Vladimir Demikhov’s illustrious career provided many interesting advances in the Russian medical science field. In 1937, at the young age of 21, Demikhov designed the first ever cardiac-assist device, a pump mechanism which was capable of taking over a heart’s cardiac function for a full five and a half hours. In 1946, Demikhov became the first to perform a heart transplant on a dog. For a while, his work was renowned and respected in the medical community. But today, Demikhov is scarcely remembered for anything other than his more bizarre works of science – the creation of living, breathing two-headed dogs.
27-year-old Paul Templer owned a safari tour guide business taking clients on sight-seeing expeditions down the Zambezi river in Africa. Templer was taking a group of tourists on a routine run when suddenly, and unexpectedly, a 4,000-pound hippo attacked the kayakers from behind. Templer quickly shuffled the tourists off the boat and began to paddle towards his fellow tour guide who was stranded in the water. When he reached his friend, he stretched his arm to reach him when suddenly he was engulfed in darkness. At first, Templer could not figure out what was going on. As it turned out, he was head first, up to the top of his legs, inside a hippo’s mouth.
It seems almost too bizarre to be true, something straight out of a Tarzan movie. But cases such as this have been documented before and a professor of psychology at Bucknell University who specializes in feral children has studied the case and found no evidence that she is lying.
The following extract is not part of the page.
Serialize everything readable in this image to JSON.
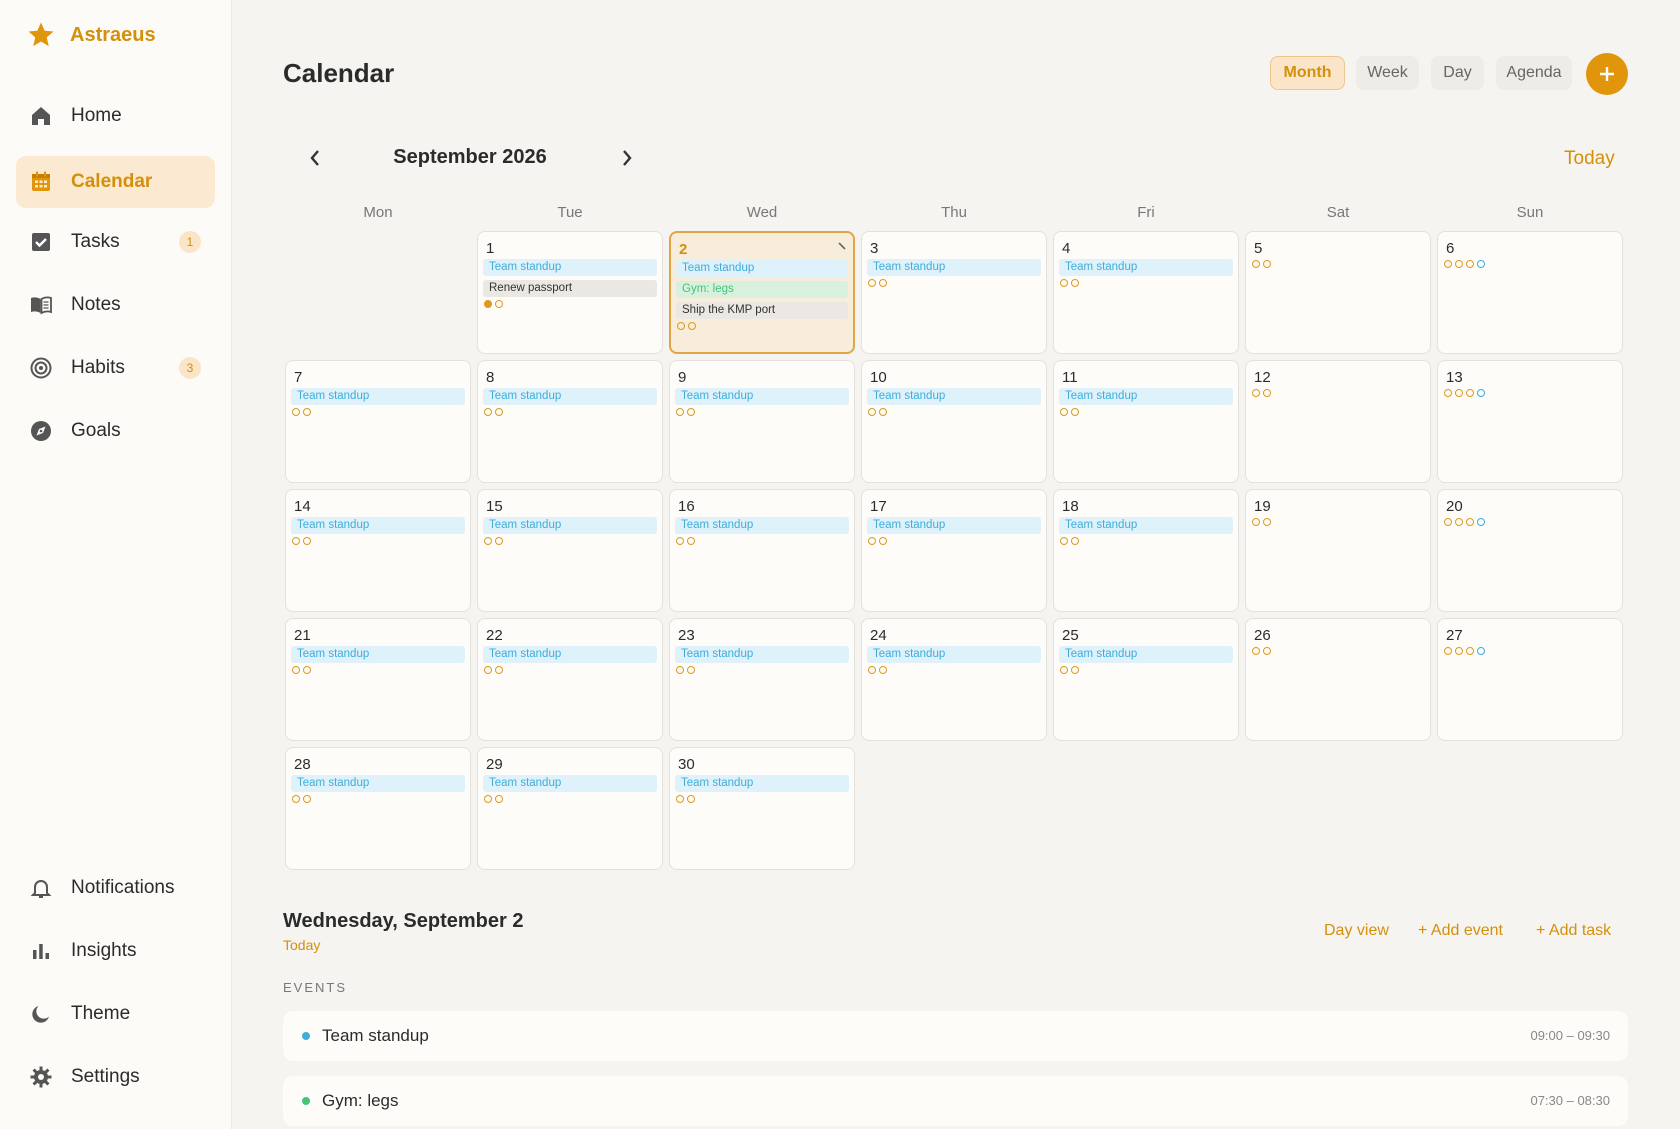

Marina Chapman, after the encouragement of her grandchildren, published her memoirs in her new book, “The Girl with No Name”, in which she revealed that at four years old, she was kidnapped and abandoned in a Colombian jungle where a troupe of capuchin monkeys, who are known to bond easily with humans, found her and adopted her as one of their own.
In 2013, a nine-year-old autistic girl from Sharjah, India was discovered to have an extraordinary ability to feel her mother’s emotions and read her mother’s thoughts without touch or any other physical medium. Nandana Unnikrishnan was revealed to the world in April 2013 and she could be the next name added to a worldwide registry of people with savant talents. Her parents began to notice her unusual reactions to her mother’s thoughts at an early age. When her mother felt or thought something, nine-year-old Nandana would react – without being told. Before long they began to realize that it was not just coincidence – Nandana was reading her mother’s mind.
Raymond Robinson – the true story behind the legend of “Charlie No Face” (aka The Green Man) surfaces
In the Pittsburgh, Pennsylvania area, children are often told the tale of a monstrous creature, a faceless man that wanders the streets at night, stalking the roads, looking for prey. They call him the “Green Man” or “Charlie No Face”. “If you go out after dark, Charlie No Face may grab you.” “If you stay […]
Long known to be an odd and eccentric character, famous British celebrity Jimmy Savile was accused of sexually abusing hundreds of children and raping more than thirty people during his tenure as Britain’s popular media personality. The abuse, in which nearly 75% of the victims were children, spanned a period of six decades from 1955 to 2009 and was carried out at children’s hospitals, schools, and on the sets of television productions.
in a small, rural East Texas town, people grumble that a Baptist minister flew an airplane one year before the Wright Brothers and should have rightly taken their place in the history books.
On May 26, 1828, a boy wondered into the town square of Nuremberg. Although it was a Monday, there weren’t very many people around since it was a holiday. George Weichmann, a local cobbler, discovered the boy. He took note of the fact that the boy was poorly dressed, well built, and walked in a strange manner – with legs stiff and straight.